The deal is a first in the US for Envision and analysts say that selling such a supervisory control and data acquisition (Scada) overlay could succeed as a low-risk way of becoming familiar with established players in the American market and of increasing brand awareness.
Justin Wu, the Hong Kong-based lead wind analyst with Bloomberg New Energy Finance, said that Envision's approach would allow it to "gain some operational experience in the US in an easier and more cost effective way than installing and operating its own turbines".
Chinese turbine makers Goldwind, Sany — and to a lesser degree Sinovel - have all entered the US by developing projects or selling turbines. However, the US government has become increasingly hostile to Chinese imports. It has levied a 71% tax on imports of turbine towers made in China and President Obama has blocked Sany's development of four 10MW projects on national security grounds.
Wu said he did not expect other smaller Chinese turbine makers to adopt Envision's strategy. "Interest in the US market is at a low for Chinese manufacturers," he said. "Other emerging manufacturers might find the business model interesting, but I am not sure they have focussed as much on their service businesses as Envision has."
Cait Pollock, senior adviser and head of renewables research at market adviser Equinox Energy Partners, disagreed with Wu, denying that the Envision deal was in anyway linked to potential turbine sales.
"I would interpret it as more of a reflection of subtle US wind market demand shifts," said Pollock. She cited emerging trends such as growing confidence in China-based manufacturing quality, and greater openness to third-party players in the US operations and maintenance sector.

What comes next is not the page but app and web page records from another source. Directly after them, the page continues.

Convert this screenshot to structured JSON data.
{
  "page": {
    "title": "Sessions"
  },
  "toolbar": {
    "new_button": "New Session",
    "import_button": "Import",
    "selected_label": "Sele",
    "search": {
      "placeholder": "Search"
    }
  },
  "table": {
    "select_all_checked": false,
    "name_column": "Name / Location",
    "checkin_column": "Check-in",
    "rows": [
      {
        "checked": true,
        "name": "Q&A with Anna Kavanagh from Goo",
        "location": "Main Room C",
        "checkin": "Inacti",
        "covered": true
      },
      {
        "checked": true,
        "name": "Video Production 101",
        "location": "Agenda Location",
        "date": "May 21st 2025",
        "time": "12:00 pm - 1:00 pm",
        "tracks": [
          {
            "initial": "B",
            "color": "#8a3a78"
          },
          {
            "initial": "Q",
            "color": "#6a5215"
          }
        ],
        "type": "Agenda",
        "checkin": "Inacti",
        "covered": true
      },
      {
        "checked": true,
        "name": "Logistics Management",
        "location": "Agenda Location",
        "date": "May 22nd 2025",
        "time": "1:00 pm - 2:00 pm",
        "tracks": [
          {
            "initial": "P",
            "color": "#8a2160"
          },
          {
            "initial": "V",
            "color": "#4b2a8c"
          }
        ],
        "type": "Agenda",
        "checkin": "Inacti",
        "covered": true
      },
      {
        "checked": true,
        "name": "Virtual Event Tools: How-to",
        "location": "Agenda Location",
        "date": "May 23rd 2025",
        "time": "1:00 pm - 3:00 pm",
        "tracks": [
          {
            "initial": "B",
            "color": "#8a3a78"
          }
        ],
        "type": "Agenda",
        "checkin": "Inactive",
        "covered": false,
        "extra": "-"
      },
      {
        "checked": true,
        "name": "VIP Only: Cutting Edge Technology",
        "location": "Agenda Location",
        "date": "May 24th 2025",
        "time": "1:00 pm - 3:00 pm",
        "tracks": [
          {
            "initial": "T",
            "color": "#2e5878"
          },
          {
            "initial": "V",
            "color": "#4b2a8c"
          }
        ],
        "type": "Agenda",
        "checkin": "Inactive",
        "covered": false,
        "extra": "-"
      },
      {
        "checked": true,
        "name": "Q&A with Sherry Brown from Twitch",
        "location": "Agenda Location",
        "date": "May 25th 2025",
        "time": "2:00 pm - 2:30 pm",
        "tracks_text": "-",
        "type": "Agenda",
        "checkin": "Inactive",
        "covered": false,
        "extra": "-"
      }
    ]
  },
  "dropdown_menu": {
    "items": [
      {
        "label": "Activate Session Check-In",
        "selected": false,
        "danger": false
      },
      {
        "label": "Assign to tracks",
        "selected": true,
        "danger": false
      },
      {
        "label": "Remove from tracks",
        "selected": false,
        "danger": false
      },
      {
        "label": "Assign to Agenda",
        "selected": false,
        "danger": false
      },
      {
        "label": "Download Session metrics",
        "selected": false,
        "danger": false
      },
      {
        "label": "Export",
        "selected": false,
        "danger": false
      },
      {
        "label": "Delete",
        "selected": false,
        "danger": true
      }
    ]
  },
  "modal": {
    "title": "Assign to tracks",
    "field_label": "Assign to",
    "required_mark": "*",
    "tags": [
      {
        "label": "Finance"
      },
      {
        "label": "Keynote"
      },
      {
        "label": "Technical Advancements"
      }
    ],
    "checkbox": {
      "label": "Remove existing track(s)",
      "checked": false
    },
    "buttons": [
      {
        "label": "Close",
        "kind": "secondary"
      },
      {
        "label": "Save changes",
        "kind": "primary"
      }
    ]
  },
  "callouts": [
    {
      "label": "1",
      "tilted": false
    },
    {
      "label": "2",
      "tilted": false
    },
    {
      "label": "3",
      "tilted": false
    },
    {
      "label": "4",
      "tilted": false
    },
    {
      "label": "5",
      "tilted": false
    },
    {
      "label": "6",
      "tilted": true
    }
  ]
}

The Canadian Hills project, which started operating in December, uses 2.4MW Mitsubishi and 2MW Repower turbines. Envision's Scada software will be used on the project to stop, start and reset turbines and control substation equipment, said Tim Hertel, Envision's global director of software services. It will also evaluate performance in terms of key business metrics, such as energy production versus budget, or actual versus predicted wind speed.